• **Exercise**:
Where the word "JSON" shows up in the entries below, please copy the whole line.

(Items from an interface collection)
>>>>>

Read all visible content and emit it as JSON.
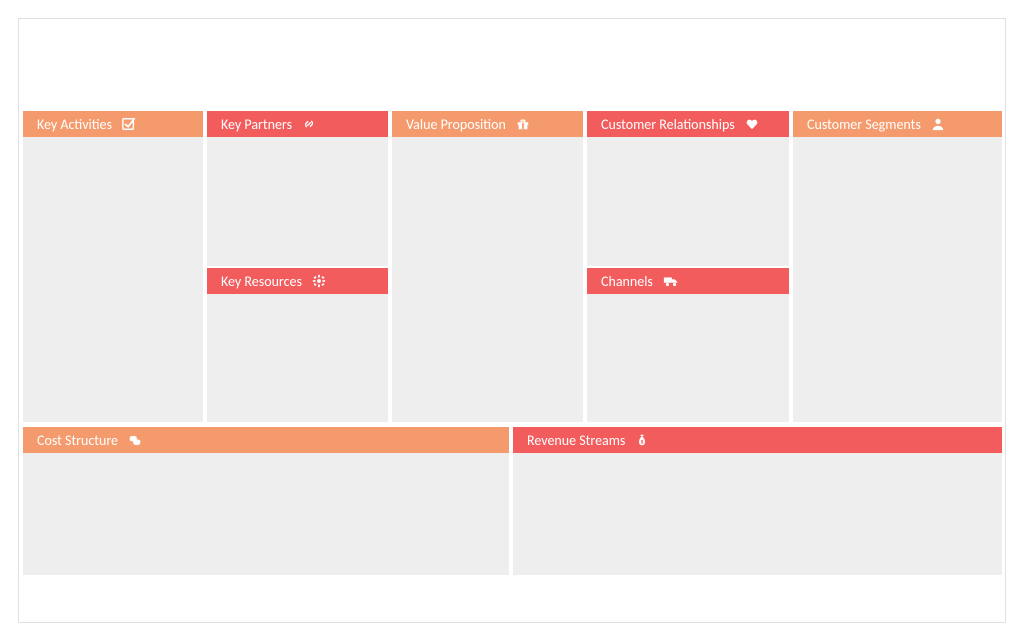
{
  "colors": {
    "orange": "#f59a6c",
    "coral": "#f25c5c",
    "panel": "#eeeeee"
  },
  "blocks": {
    "key_activities": {
      "label": "Key Activities",
      "icon": "check-square-icon"
    },
    "key_partners": {
      "label": "Key Partners",
      "icon": "link-icon"
    },
    "key_resources": {
      "label": "Key Resources",
      "icon": "gear-icon"
    },
    "value_proposition": {
      "label": "Value Proposition",
      "icon": "gift-icon"
    },
    "customer_relationships": {
      "label": "Customer Relationships",
      "icon": "heart-icon"
    },
    "channels": {
      "label": "Channels",
      "icon": "truck-icon"
    },
    "customer_segments": {
      "label": "Customer Segments",
      "icon": "user-icon"
    },
    "cost_structure": {
      "label": "Cost Structure",
      "icon": "coins-icon"
    },
    "revenue_streams": {
      "label": "Revenue Streams",
      "icon": "money-bag-icon"
    }
  }
}
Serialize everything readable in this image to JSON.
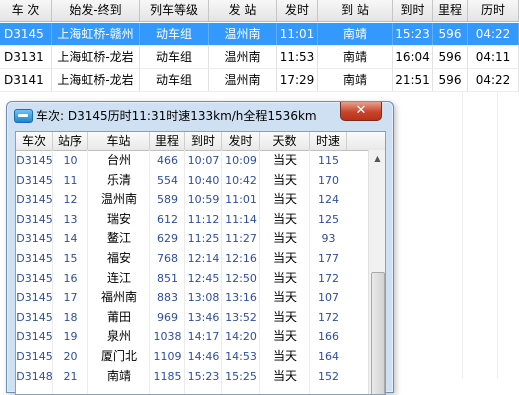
{
  "background_table": {
    "headers": [
      "车 次",
      "始发-终到",
      "列车等级",
      "发  站",
      "发时",
      "到  站",
      "到时",
      "里程",
      "历时"
    ],
    "rows": [
      [
        "D3145",
        "上海虹桥-赣州",
        "动车组",
        "温州南",
        "11:01",
        "南靖",
        "15:23",
        "596",
        "04:22"
      ],
      [
        "D3131",
        "上海虹桥-龙岩",
        "动车组",
        "温州南",
        "11:53",
        "南靖",
        "16:04",
        "596",
        "04:11"
      ],
      [
        "D3141",
        "上海虹桥-龙岩",
        "动车组",
        "温州南",
        "17:29",
        "南靖",
        "21:51",
        "596",
        "04:22"
      ]
    ],
    "selected_row": 0
  },
  "dialog": {
    "title": "车次: D3145历时11:31时速133km/h全程1536km",
    "close_label": "✕",
    "headers": [
      "车次",
      "站序",
      "车站",
      "里程",
      "到时",
      "发时",
      "天数",
      "时速"
    ],
    "rows": [
      [
        "D3145",
        "10",
        "台州",
        "466",
        "10:07",
        "10:09",
        "当天",
        "115"
      ],
      [
        "D3145",
        "11",
        "乐清",
        "554",
        "10:40",
        "10:42",
        "当天",
        "170"
      ],
      [
        "D3145",
        "12",
        "温州南",
        "589",
        "10:59",
        "11:01",
        "当天",
        "124"
      ],
      [
        "D3145",
        "13",
        "瑞安",
        "612",
        "11:12",
        "11:14",
        "当天",
        "125"
      ],
      [
        "D3145",
        "14",
        "鳌江",
        "629",
        "11:25",
        "11:27",
        "当天",
        "93"
      ],
      [
        "D3145",
        "15",
        "福安",
        "768",
        "12:14",
        "12:16",
        "当天",
        "177"
      ],
      [
        "D3145",
        "16",
        "连江",
        "851",
        "12:45",
        "12:50",
        "当天",
        "172"
      ],
      [
        "D3145",
        "17",
        "福州南",
        "883",
        "13:08",
        "13:16",
        "当天",
        "107"
      ],
      [
        "D3145",
        "18",
        "莆田",
        "969",
        "13:46",
        "13:52",
        "当天",
        "172"
      ],
      [
        "D3145",
        "19",
        "泉州",
        "1038",
        "14:17",
        "14:20",
        "当天",
        "166"
      ],
      [
        "D3145",
        "20",
        "厦门北",
        "1109",
        "14:46",
        "14:53",
        "当天",
        "164"
      ],
      [
        "D3148",
        "21",
        "南靖",
        "1185",
        "15:23",
        "15:25",
        "当天",
        "152"
      ]
    ]
  },
  "colors": {
    "selection": "#3399ff",
    "code_text": "#2f4ea0"
  },
  "icons": {
    "app": "train-app-icon",
    "close": "close-icon",
    "scroll_up": "scroll-up-arrow-icon"
  }
}
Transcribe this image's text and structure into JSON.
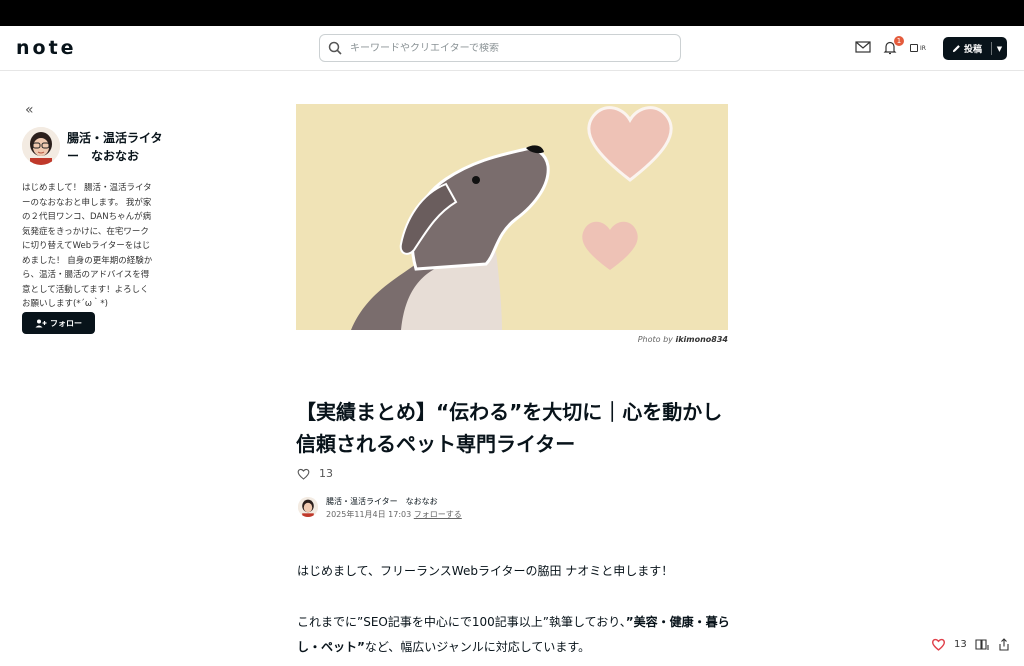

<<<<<

• **Written solution**:
Read all visible content and emit it as JSON.
Serialize everything readable in this image to JSON.
Transcribe this image's text and structure into JSON.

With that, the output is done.